challenged, and yes, thrilled to experience a North Korean half assed luxurious hotel room firsthand. By seeing it on YouTube first, I now know exactly what's in store. North Korea becomes just another theme park attraction.
The banquets, the drinks, the karaoke sessions - seen it. The shock factor? Out the window.
If I told you about the Louvre, the Seine, or the Eiffel Tower, or a fine French restaurant and showed you my footage of it, it would, of course, not be the same as you experiencing Paris firsthand. But remember. If you go to Paris, you can pick and choose what you want to experience. You can do it in any order. You can create your own experience based on what you've seen and heard others experience.
In North Korea, you can't. You will follow exactly the same itineraries these previous tourists have, listen to the identical propaganda spiel, eat exactly the same foods, drive down exactly the same roads, stay at exactly the same hotels. You
are not free in your downtime to stroll through local markets, practice Korean with local kids, or swap desirable Western consumer items for local military apparel as I did so many years ago in the Soviet Union. You could fork out more dollars and book an individual tour.
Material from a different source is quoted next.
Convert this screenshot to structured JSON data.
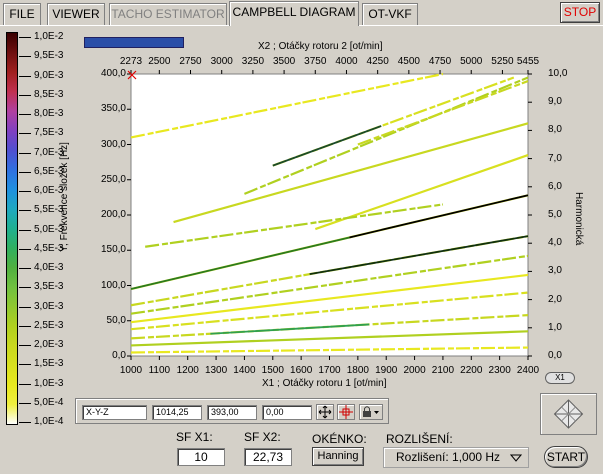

All that means is that
you ride around to the same sights and eat the same foods but all by yourself. I watched the billionaire behind VICE do just that. You'd probably have more fun saving some cash and booking a group tour instead.
You can't get lost in North Korea since you're never out of sight, not the way you could get lost in present day China
or India with its sizeable towns and provinces few Westerners have ever heard of. Even when I visited Burma over twenty years ago, despite only being able to visit a limited portion of the country, it was still possible to get lost, so to speak, within that circumscribed area.
You were a lot freer to choose where you stayed and how you got between places. In North Korea, every visitor is assigned to
the same small range of places and gets from point A to B exactly the same way.
I am not against visiting the Democratic People's Republic of Korea. If I could go for work or were handed an all-expenses paid voucher to go, I wouldn't turn down the chance. But at this stage in my life, I think I'd prefer an all-expense paid trip to Taiwan instead.
And I just got back from Taiwan.